## ABOUT THIS TASK
Your answer should be every line from the records that contains "JSON".

----------

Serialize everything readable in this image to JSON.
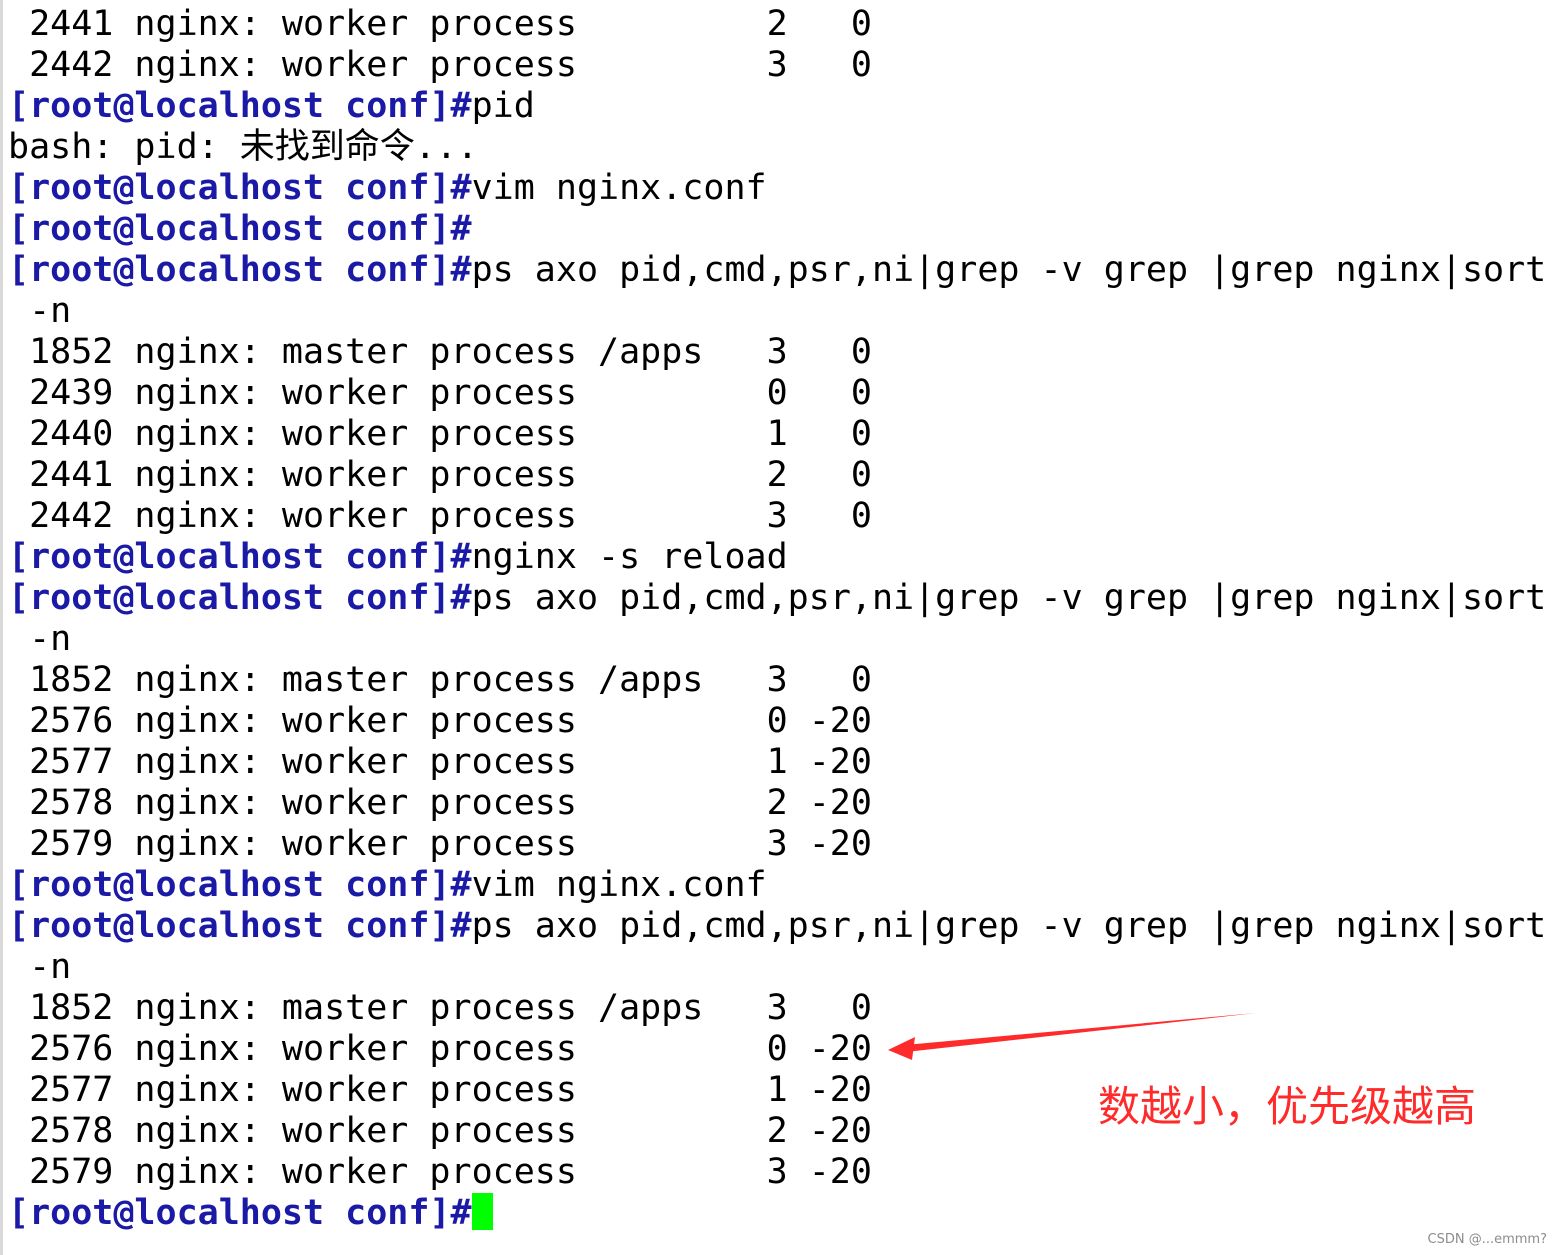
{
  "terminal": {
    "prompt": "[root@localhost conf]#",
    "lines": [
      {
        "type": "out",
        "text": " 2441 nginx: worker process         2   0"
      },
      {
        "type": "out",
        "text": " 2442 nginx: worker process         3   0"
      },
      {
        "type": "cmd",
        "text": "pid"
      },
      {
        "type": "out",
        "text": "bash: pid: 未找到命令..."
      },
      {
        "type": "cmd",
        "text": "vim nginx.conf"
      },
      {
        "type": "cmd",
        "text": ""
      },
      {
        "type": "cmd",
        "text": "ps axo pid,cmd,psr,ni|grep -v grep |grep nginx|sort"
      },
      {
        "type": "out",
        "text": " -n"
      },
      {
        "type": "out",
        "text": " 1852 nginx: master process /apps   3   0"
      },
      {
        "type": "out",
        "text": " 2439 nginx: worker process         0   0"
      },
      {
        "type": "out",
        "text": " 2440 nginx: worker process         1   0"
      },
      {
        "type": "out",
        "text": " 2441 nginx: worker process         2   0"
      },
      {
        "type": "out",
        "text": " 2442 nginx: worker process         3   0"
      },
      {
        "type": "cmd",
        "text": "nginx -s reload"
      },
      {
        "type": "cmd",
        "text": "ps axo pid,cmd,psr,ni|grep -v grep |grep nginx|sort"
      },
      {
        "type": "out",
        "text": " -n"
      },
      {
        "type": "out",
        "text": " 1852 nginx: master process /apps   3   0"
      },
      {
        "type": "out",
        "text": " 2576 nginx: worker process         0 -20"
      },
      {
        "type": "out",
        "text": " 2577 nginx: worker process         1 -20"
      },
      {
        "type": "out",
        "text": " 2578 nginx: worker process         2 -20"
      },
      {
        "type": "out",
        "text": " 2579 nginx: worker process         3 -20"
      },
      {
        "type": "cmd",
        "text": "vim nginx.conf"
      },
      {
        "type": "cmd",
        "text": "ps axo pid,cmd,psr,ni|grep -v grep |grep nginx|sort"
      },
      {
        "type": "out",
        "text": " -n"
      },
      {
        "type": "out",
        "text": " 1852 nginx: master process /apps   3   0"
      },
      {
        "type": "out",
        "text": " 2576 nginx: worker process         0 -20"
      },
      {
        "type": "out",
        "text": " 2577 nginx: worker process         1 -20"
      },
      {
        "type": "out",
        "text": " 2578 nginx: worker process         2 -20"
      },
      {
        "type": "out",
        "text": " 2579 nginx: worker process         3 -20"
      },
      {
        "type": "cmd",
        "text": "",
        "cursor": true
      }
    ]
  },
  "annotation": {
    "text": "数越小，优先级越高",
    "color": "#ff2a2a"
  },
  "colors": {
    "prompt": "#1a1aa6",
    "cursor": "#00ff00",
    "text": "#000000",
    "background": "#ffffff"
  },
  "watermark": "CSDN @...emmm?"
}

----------

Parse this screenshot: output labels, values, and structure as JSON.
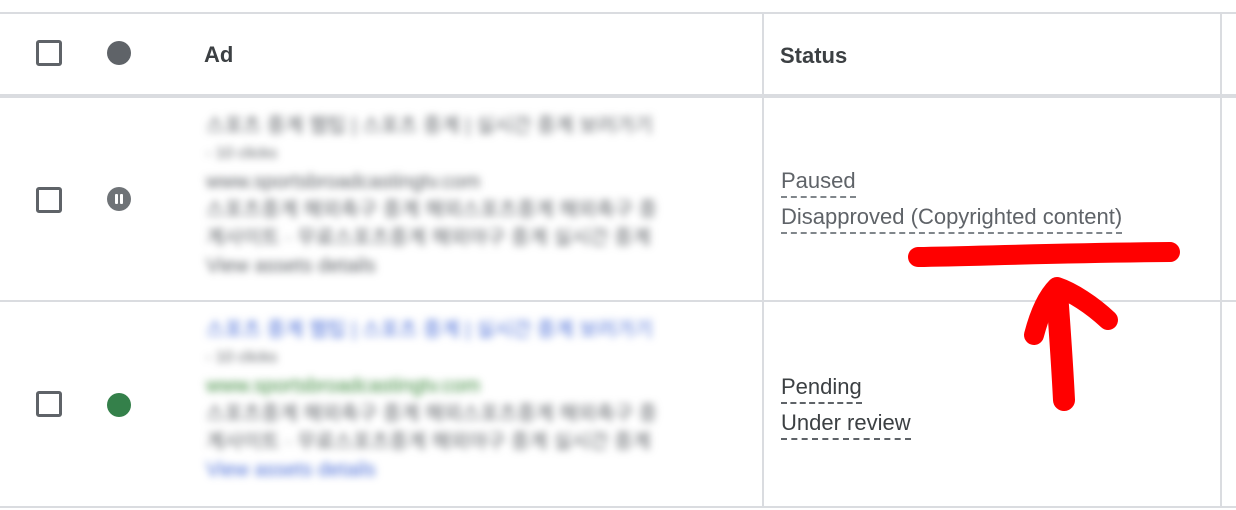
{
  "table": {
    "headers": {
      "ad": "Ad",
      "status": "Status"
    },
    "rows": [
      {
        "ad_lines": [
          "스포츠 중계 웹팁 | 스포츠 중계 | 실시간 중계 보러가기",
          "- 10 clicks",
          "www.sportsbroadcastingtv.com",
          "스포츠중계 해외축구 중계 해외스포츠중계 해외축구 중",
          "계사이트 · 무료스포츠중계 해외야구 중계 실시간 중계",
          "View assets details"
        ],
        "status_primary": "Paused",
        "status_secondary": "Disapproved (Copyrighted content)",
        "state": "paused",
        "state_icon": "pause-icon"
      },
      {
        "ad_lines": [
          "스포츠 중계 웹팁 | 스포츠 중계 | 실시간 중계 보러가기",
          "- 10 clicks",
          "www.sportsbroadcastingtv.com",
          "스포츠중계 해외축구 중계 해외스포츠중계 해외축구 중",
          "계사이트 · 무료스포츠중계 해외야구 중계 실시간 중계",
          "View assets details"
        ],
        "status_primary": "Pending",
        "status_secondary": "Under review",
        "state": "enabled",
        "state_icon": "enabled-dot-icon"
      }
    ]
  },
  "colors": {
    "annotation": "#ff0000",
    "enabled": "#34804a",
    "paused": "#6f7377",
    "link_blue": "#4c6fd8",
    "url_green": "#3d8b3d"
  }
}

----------

## SOLUTION TO THE EXERCISE
Serialize everything readable in this image to JSON.
Parse this screenshot: output labels, values, and structure as JSON.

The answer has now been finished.